▶ Problem to work on
Return the records word for word. Any pictures in them are not part of the copy.

▶ Excerpted data
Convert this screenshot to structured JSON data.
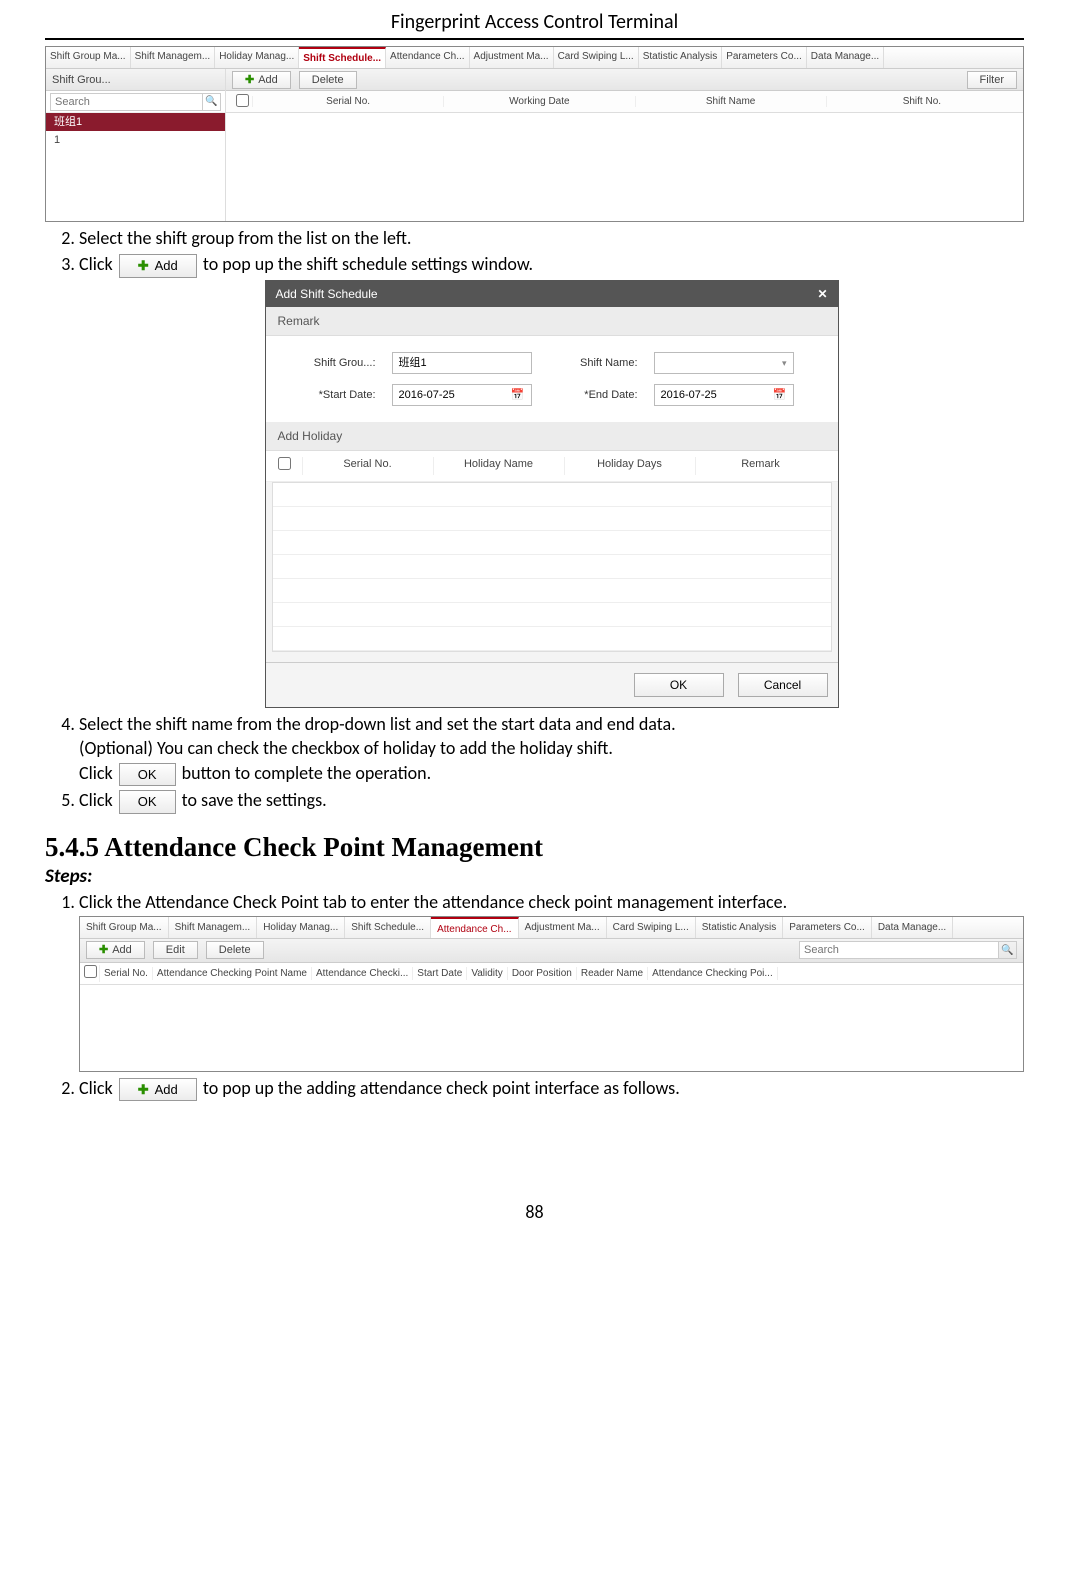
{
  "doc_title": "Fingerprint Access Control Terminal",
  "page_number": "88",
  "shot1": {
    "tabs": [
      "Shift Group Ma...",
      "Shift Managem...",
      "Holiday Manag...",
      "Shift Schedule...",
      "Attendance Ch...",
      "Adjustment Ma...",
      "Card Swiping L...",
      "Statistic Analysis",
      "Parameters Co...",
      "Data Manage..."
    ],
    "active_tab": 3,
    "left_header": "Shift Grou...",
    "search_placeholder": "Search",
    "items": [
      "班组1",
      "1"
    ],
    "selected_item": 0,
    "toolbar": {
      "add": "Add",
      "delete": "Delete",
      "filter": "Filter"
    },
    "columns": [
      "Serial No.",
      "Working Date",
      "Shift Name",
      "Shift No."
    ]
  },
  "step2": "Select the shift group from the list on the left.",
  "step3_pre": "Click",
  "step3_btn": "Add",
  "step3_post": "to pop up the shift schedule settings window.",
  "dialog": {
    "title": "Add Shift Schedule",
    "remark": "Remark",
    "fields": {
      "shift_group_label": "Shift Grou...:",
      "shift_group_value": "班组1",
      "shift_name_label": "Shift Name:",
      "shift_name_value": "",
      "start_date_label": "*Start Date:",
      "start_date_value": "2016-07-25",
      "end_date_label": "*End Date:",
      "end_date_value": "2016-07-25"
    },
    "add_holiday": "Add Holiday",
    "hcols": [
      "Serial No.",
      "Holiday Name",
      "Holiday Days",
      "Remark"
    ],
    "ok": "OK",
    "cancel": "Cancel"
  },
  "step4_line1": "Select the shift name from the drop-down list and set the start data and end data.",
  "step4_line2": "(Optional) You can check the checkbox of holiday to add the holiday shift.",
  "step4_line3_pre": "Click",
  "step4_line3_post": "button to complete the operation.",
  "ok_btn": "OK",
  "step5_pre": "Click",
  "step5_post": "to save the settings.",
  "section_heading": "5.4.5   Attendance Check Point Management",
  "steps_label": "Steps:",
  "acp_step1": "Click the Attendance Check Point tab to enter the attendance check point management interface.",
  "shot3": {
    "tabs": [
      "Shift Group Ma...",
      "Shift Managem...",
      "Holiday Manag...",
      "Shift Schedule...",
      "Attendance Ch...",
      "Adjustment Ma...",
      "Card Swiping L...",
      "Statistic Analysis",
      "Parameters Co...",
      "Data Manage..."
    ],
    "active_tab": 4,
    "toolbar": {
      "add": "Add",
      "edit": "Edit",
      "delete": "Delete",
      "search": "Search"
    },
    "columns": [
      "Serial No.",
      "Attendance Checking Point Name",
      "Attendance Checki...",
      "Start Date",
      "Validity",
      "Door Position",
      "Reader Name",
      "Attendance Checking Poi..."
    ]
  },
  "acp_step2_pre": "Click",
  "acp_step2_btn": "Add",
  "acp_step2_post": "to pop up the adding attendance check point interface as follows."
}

▶ Response
Convert this screenshot to structured JSON data.
{
  "doc_title": "Fingerprint Access Control Terminal",
  "page_number": "88",
  "shot1": {
    "tabs": [
      "Shift Group Ma...",
      "Shift Managem...",
      "Holiday Manag...",
      "Shift Schedule...",
      "Attendance Ch...",
      "Adjustment Ma...",
      "Card Swiping L...",
      "Statistic Analysis",
      "Parameters Co...",
      "Data Manage..."
    ],
    "active_tab": 3,
    "left_header": "Shift Grou...",
    "search_placeholder": "Search",
    "items": [
      "班组1",
      "1"
    ],
    "selected_item": 0,
    "toolbar": {
      "add": "Add",
      "delete": "Delete",
      "filter": "Filter"
    },
    "columns": [
      "Serial No.",
      "Working Date",
      "Shift Name",
      "Shift No."
    ]
  },
  "step2": "Select the shift group from the list on the left.",
  "step3_pre": "Click",
  "step3_btn": "Add",
  "step3_post": "to pop up the shift schedule settings window.",
  "dialog": {
    "title": "Add Shift Schedule",
    "remark": "Remark",
    "fields": {
      "shift_group_label": "Shift Grou...:",
      "shift_group_value": "班组1",
      "shift_name_label": "Shift Name:",
      "shift_name_value": "",
      "start_date_label": "*Start Date:",
      "start_date_value": "2016-07-25",
      "end_date_label": "*End Date:",
      "end_date_value": "2016-07-25"
    },
    "add_holiday": "Add Holiday",
    "hcols": [
      "Serial No.",
      "Holiday Name",
      "Holiday Days",
      "Remark"
    ],
    "ok": "OK",
    "cancel": "Cancel"
  },
  "step4_line1": "Select the shift name from the drop-down list and set the start data and end data.",
  "step4_line2": "(Optional) You can check the checkbox of holiday to add the holiday shift.",
  "step4_line3_pre": "Click",
  "step4_line3_post": "button to complete the operation.",
  "ok_btn": "OK",
  "step5_pre": "Click",
  "step5_post": "to save the settings.",
  "section_heading": "5.4.5   Attendance Check Point Management",
  "steps_label": "Steps:",
  "acp_step1": "Click the Attendance Check Point tab to enter the attendance check point management interface.",
  "shot3": {
    "tabs": [
      "Shift Group Ma...",
      "Shift Managem...",
      "Holiday Manag...",
      "Shift Schedule...",
      "Attendance Ch...",
      "Adjustment Ma...",
      "Card Swiping L...",
      "Statistic Analysis",
      "Parameters Co...",
      "Data Manage..."
    ],
    "active_tab": 4,
    "toolbar": {
      "add": "Add",
      "edit": "Edit",
      "delete": "Delete",
      "search": "Search"
    },
    "columns": [
      "Serial No.",
      "Attendance Checking Point Name",
      "Attendance Checki...",
      "Start Date",
      "Validity",
      "Door Position",
      "Reader Name",
      "Attendance Checking Poi..."
    ]
  },
  "acp_step2_pre": "Click",
  "acp_step2_btn": "Add",
  "acp_step2_post": "to pop up the adding attendance check point interface as follows."
}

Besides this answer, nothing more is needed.